No, Jesus didn’t like hypocrisy, not even a little.
Still doesn’t. One of the worst things about it is that it happens to religious people—those who believe in God and who, in some sense, want to follow him.
I’m religious, aren’t you? You go to church, right? You like to pray and read your Bible and do religious kinds of things.
That’s why we of all people ought to listen closely to this, because he’s talking about bad places that religious folks like us can get sucked into.
And when you pray, you must not be like the hypocrites. For they love to stand and pray in the synagogues and at the street corners, that they may be seen by others. Truly, I say to you, they have received their reward. But when you pray, go into your room and shut the door and pray to your Father who is in secret. And your Father who sees in secret will reward you (Matthew 6:5-6).
I like public worship, and I think it ought to be important to every Christian. But like other good things, Satan will do everything he can to use it to hurt us. One of his favorite tactics is to get us to forget the real reason we’re doing what we’re doing.

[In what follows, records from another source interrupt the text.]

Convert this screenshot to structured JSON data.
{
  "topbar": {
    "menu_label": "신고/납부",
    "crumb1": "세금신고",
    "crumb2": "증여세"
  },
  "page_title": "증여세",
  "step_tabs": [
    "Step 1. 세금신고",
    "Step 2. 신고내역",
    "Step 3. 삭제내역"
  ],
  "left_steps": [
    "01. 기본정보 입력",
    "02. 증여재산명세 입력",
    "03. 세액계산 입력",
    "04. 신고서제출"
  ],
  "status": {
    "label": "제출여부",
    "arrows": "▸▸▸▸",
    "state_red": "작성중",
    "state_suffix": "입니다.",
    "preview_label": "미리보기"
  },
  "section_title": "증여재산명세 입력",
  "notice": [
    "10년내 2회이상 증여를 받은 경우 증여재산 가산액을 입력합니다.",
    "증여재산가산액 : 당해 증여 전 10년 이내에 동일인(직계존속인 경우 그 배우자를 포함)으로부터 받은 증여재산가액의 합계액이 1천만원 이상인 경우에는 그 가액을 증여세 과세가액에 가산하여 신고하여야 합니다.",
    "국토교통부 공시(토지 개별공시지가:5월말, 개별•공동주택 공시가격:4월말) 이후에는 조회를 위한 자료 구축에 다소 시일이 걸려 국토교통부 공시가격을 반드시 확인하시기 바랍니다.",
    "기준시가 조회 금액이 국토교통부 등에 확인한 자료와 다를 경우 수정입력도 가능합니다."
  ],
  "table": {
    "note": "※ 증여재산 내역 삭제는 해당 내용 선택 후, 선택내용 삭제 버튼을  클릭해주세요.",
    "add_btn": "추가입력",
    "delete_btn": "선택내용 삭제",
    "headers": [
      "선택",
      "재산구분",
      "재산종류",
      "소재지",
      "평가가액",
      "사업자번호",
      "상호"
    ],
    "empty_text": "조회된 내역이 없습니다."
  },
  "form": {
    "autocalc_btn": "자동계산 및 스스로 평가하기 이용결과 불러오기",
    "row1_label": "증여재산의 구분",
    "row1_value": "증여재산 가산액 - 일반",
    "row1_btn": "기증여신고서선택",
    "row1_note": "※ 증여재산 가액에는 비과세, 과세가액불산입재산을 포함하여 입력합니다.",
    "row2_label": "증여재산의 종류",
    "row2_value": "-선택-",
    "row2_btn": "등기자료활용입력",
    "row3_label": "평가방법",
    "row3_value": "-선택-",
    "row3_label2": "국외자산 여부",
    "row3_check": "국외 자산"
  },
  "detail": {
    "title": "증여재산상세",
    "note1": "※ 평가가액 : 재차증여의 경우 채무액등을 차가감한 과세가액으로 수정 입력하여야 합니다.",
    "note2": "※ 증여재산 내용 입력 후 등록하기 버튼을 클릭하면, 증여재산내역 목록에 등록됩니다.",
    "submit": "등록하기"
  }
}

If you’ve ever led a public prayer or preached a sermon or taught a Bible class, you know the temptation. I wonder what people thought about that prayer? Did it sound okay? Did it sound spiritual enough? Man, I hope they liked that sermon.
Pretty soon it’s about me and not him.
I think that’s why God likes private devotion more than public praise. It’s a lot easier to be real with God when it’s just me, my closet, and him. There’s no one to impress there.
No one’s going to critique (or like) my sermon, no one’s going to be blown away by the eloquence (or stumbling) of my prayer, no one’s evaluating how well I’m doing whatever religious act I’m doing.
Just me and the Lord, and he doesn’t need me to show off.
That’s why everyone needs a private place to commune with the Lord. Yours might be the cab of your car on your way to work, or maybe a secluded park bench where you hide on your lunch break.
Or maybe your place is ridiculously hard to create because you’ve got a toddler or two who follow you everywhere you go.
Here’s the thing, though: our public worship is probably not going to go much higher than our private devotion, which I think is what the Lord’s getting at here.
When there’s no intimacy between us and the Lord on Saturday, the public stuff on Sunday might slide over into something we don’t want it to be—something like going through the motions just to put on appearances.
And Jesus, as we noted, doesn’t want that at all.